Directions —
Print every line below exactly as written, but leave the pictures behind.

Entries from a dataset of interfaces:
=====

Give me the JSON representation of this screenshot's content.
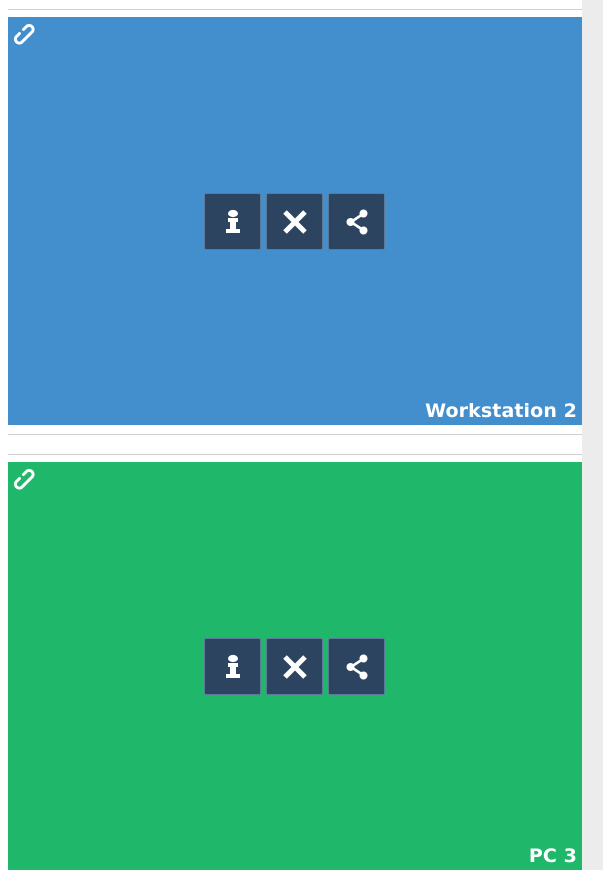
{
  "cards": [
    {
      "label": "Workstation 2",
      "color": "#438fce",
      "icons": {
        "link": "link-icon",
        "info": "info-icon",
        "remove": "close-icon",
        "share": "share-icon"
      }
    },
    {
      "label": "PC 3",
      "color": "#1fb86a",
      "icons": {
        "link": "link-icon",
        "info": "info-icon",
        "remove": "close-icon",
        "share": "share-icon"
      }
    }
  ],
  "colors": {
    "button_bg": "#2d4461",
    "button_border": "#5d7998",
    "label_text": "#ffffff",
    "scrollbar": "#ececec"
  }
}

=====

Exercise answer —
Give me the JSON representation of this screenshot's content.
{
  "cards": [
    {
      "label": "Workstation 2",
      "color": "#438fce",
      "icons": {
        "link": "link-icon",
        "info": "info-icon",
        "remove": "close-icon",
        "share": "share-icon"
      }
    },
    {
      "label": "PC 3",
      "color": "#1fb86a",
      "icons": {
        "link": "link-icon",
        "info": "info-icon",
        "remove": "close-icon",
        "share": "share-icon"
      }
    }
  ],
  "colors": {
    "button_bg": "#2d4461",
    "button_border": "#5d7998",
    "label_text": "#ffffff",
    "scrollbar": "#ececec"
  }
}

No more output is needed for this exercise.